(click thumbnail)Fig. 1Here’s a column you’ll want to cut out and give to your friends and family as they wrap up their holiday shopping. Maybe they’ll take the hint!
Chris Kelly, CE at the Salisbury, Md., Clear Channel cluster, has organized all of his small parts in metal and plastic cases, as seen in Fig. 1.
Heading to the transmitter site, or perhaps a remote site? Take the Plano mini satchel, which combines several smaller plastic drawers in a canvas case. The mini satchel fits behind your truck seat or in the trunk and can be loaded with a variety of plugs, connectors and lugs. The case lids fit snugly, so even small components won’t mix from one compartment to the other.
. . .
(click thumbnail)Fig. 2We’ve talked about the benefits of infra-red inspections. Mike Gilbert, chief at Multicultural’s KARI(AM) in Blaine, Wash., picked up a portable Wahl infrared temperature monitor.
This hand-held device, pictured in Fig. 3, shoots a red beam to allow you to zero in on the part or object you are measuring. An LED display reads the temperature of the device you are measuring.
In the photo, Mike is measuring the temperature of a microprocessor. He has checked every physical connection in the station’s phasor and ACUs, as well as AC breaker connections and other electrical junctions.
(click thumbnail)Fig. 3
Are AM RF contactor contacts worn? The temperature monitor will alert you to a build-up of heat, before the contact surface fails, taking you off the air.
In an FM application, measuring the temperature of elbows or coax junctions can spot internal problems, without using Superman’s X-ray vision. Comparing the surface temperature of several elbows can give you a base-line number for normal operation. Periodic measurements will ensure your system is running properly.
Home Depot or similar large-scale hardware stores will stock items like the Wahl temperature monitor or the Plano cases and satchel.
Plan to spend a little time when you visit these stores; they are chock-full of engineering goodies at reasonable prices.
. . .
Looking for several useful add-ons for your remote control? Consider the Burk Temperature Module and Sensor. The device will accept up to four temperature probes (one is included with the module) .
If you have air-pressurized transmission line, the Phartronics Temperature Sensor Interface is a must. This module provides a linear DC voltage proportional to the gas pressure, and can be easily T’d into your existing line, as shown in Fig. 4.
. . .
(click thumbnail)Fig. 4
Phone accessories make good gifts.
Around the transmitter building, a long telephone cord, one that will reach to the transmitter should you need to talk to the factory to troubleshoot a problem, is helpful. A spare telephone cord is a good idea; they do get frayed.
Does your telephone have a mute switch? Consider installing one, because it will block background noise as you discuss your problem with a factory technician.
If you have a traditional telephone, find one of those "confidencer" noise-canceling handset mikes. It drops into the handset, and dramatically reduces background noise as you talk. Check the next Hamfest for one of these.
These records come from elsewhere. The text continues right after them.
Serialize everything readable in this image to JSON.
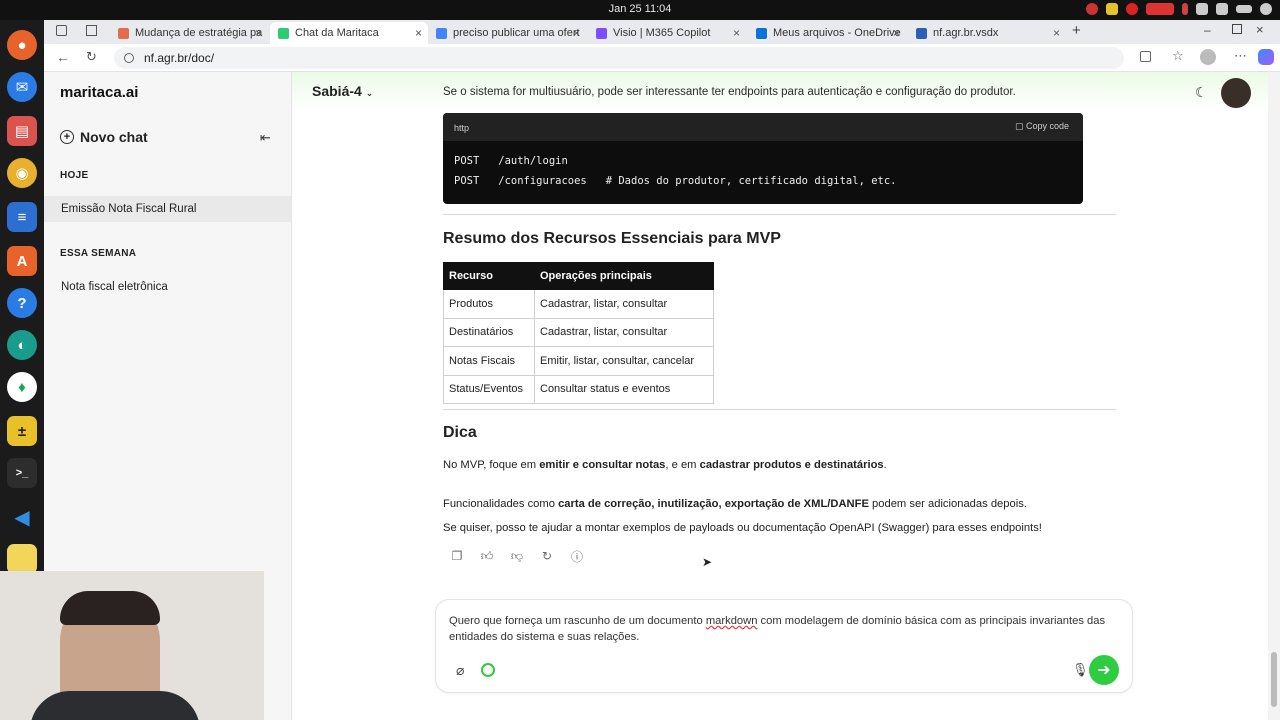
{
  "os": {
    "clock": "Jan 25  11:04"
  },
  "tabs": [
    {
      "title": "Mudança de estratégia pa",
      "fav": "#e26c4d"
    },
    {
      "title": "Chat da Maritaca",
      "fav": "#2ecc71"
    },
    {
      "title": "preciso publicar uma ofert",
      "fav": "#4285f4"
    },
    {
      "title": "Visio | M365 Copilot",
      "fav": "#7d4dff"
    },
    {
      "title": "Meus arquivos - OneDrive",
      "fav": "#0a73d6"
    },
    {
      "title": "nf.agr.br.vsdx",
      "fav": "#2b5fb4"
    }
  ],
  "address": {
    "url": "nf.agr.br/doc/"
  },
  "sidebar": {
    "brand": "maritaca.ai",
    "new_chat": "Novo chat",
    "today_label": "HOJE",
    "today_items": [
      "Emissão Nota Fiscal Rural"
    ],
    "week_label": "ESSA SEMANA",
    "week_items": [
      "Nota fiscal eletrônica"
    ]
  },
  "header": {
    "model": "Sabiá-4"
  },
  "chat": {
    "intro": "Se o sistema for multiusuário, pode ser interessante ter endpoints para autenticação e configuração do produtor.",
    "code": {
      "lang": "http",
      "copy": "Copy code",
      "line1": "POST   /auth/login",
      "line2": "POST   /configuracoes   # Dados do produtor, certificado digital, etc."
    },
    "summary_title": "Resumo dos Recursos Essenciais para MVP",
    "table": {
      "headers": [
        "Recurso",
        "Operações principais"
      ],
      "rows": [
        [
          "Produtos",
          "Cadastrar, listar, consultar"
        ],
        [
          "Destinatários",
          "Cadastrar, listar, consultar"
        ],
        [
          "Notas Fiscais",
          "Emitir, listar, consultar, cancelar"
        ],
        [
          "Status/Eventos",
          "Consultar status e eventos"
        ]
      ]
    },
    "tip_title": "Dica",
    "tip1_a": "No MVP, foque em ",
    "tip1_b": "emitir e consultar notas",
    "tip1_c": ", e em ",
    "tip1_d": "cadastrar produtos e destinatários",
    "tip1_e": ".",
    "tip2_a": "Funcionalidades como ",
    "tip2_b": "carta de correção, inutilização, exportação de XML/DANFE",
    "tip2_c": " podem ser adicionadas depois.",
    "tip3": "Se quiser, posso te ajudar a montar exemplos de payloads ou documentação OpenAPI (Swagger) para esses endpoints!"
  },
  "composer": {
    "text_a": "Quero que forneça um rascunho de um documento ",
    "text_misspelled": "markdown",
    "text_b": " com modelagem de domínio básica com as principais invariantes das entidades do sistema e suas relações."
  }
}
Speaking of telephones, how about adding call-waiting on the transmitter phone line? If you’re on the phone and that service technician is trying to reach you, you won’t miss the call.
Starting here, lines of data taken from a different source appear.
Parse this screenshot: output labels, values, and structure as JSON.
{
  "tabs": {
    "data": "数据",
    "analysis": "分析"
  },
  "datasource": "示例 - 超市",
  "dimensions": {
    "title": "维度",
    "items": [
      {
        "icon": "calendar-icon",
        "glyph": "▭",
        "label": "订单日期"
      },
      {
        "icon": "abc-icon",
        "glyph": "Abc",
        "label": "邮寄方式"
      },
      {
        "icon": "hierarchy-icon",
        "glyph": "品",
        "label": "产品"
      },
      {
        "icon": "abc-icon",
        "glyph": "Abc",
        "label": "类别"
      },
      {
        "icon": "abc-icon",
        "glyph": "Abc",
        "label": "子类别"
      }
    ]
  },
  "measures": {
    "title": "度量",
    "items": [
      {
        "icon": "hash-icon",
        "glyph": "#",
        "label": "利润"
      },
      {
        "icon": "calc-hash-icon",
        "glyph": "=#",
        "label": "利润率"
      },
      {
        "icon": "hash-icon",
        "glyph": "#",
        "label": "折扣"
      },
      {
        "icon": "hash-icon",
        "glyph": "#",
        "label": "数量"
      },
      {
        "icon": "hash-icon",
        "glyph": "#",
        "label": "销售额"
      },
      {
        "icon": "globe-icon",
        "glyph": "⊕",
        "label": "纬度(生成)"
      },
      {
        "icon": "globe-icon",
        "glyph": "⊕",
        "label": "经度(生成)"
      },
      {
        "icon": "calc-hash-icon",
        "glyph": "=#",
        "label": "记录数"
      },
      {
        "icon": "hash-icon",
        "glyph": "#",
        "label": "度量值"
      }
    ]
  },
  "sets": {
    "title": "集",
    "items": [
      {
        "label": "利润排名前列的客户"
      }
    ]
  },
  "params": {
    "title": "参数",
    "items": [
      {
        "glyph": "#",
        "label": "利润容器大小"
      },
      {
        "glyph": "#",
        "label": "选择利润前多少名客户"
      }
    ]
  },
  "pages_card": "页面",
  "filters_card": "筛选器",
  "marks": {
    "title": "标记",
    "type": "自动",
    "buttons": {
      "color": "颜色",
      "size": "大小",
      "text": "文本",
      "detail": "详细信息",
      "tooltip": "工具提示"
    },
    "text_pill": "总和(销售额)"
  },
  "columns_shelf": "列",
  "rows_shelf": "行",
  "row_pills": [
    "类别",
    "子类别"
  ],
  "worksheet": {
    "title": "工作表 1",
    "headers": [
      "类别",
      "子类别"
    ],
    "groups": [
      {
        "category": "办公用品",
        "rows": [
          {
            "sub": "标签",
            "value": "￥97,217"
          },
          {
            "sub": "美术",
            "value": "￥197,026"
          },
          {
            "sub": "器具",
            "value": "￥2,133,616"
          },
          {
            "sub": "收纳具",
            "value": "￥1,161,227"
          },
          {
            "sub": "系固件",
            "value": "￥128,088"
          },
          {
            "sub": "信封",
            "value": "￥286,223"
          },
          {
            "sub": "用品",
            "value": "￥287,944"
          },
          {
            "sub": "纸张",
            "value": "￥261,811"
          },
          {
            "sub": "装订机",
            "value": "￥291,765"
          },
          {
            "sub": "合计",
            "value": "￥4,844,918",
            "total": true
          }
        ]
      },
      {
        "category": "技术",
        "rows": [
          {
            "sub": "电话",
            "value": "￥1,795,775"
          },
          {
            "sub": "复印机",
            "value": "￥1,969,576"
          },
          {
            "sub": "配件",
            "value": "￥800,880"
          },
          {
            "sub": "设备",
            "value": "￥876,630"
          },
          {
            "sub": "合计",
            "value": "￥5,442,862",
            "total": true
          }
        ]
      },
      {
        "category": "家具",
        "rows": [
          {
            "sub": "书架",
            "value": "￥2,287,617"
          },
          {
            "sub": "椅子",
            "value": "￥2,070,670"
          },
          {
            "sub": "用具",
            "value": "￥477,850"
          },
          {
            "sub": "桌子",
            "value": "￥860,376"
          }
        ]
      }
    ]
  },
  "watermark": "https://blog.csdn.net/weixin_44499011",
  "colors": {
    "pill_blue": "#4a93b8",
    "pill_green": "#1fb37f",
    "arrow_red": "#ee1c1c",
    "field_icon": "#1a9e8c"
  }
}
I’ve spoken to some engineers who have used cordless phones, but many are plagued with RFI, so choose wisely. Another consideration is the cordless battery. A phone left in place with a constant trickle charge will eventually kill the battery. Better plan on a spare battery, just to be sure.
Glenn Foldessy of WOAC(TV), Channel 67 in Canton, uses a $100 V-Tek cordless phone with great success. Try Model VT-9000, a 900MHz phone that works great, even in front of 104 kW of 789.25 MHz visual power.
Glenn has used this cordless phone at many of his clients’ AM and FM sites. He can describe a part or problem accurately without having to write it down – a real timesaver.
. . .
With winter upon us, make sure your transmitter site has a shovel, some bottled water, some chocolate or protein bars, and a can or two of canned spaghetti or even a couple of jars of baby food on the shelf – just in case you get stranded.
Submissions for this column are encouraged, and qualify for SBE recertification credit. Fax your submission to (703) 323-8044, or send e-mail firstname.lastname@example.org